BEGIN PROVIDED DATA
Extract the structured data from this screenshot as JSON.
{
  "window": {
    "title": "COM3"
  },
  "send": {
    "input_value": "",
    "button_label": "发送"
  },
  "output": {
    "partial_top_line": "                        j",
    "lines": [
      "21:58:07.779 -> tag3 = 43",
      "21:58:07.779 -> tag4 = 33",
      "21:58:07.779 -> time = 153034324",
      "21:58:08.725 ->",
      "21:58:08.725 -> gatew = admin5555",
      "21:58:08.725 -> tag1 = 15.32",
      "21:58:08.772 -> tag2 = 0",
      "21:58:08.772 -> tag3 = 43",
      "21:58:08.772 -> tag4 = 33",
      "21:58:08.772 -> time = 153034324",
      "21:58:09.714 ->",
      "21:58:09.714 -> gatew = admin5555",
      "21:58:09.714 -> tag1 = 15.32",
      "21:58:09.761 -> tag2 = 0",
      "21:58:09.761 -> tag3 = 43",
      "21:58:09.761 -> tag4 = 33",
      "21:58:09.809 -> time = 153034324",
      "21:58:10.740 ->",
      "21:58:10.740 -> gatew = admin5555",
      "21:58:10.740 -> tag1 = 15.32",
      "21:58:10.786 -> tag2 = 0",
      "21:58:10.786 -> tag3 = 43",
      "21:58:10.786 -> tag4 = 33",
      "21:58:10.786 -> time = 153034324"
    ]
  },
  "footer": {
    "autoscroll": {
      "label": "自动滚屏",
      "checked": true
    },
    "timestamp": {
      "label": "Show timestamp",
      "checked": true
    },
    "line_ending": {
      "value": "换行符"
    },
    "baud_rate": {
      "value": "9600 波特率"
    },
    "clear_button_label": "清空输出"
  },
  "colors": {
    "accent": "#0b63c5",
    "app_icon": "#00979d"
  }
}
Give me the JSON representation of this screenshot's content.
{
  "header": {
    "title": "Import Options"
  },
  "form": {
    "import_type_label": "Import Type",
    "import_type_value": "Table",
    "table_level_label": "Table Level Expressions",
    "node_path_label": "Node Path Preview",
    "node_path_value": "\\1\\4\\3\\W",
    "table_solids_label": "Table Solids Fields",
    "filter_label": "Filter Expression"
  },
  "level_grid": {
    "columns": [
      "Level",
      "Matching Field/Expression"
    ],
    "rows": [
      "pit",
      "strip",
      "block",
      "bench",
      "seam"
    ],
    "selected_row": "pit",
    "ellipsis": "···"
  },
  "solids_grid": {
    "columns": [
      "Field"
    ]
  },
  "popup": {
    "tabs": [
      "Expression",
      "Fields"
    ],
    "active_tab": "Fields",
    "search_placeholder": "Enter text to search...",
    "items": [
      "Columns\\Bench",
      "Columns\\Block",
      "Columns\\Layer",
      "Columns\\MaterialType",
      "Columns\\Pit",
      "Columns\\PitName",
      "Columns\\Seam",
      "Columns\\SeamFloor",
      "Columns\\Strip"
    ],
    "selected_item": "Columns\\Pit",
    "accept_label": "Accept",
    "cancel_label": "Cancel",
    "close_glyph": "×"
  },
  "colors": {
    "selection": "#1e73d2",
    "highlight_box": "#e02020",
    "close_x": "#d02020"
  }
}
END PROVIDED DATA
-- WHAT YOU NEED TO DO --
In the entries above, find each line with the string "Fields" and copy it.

-- SOLUTION --
    "table_solids_label": "Table Solids Fields",
      "Fields"
    "active_tab": "Fields",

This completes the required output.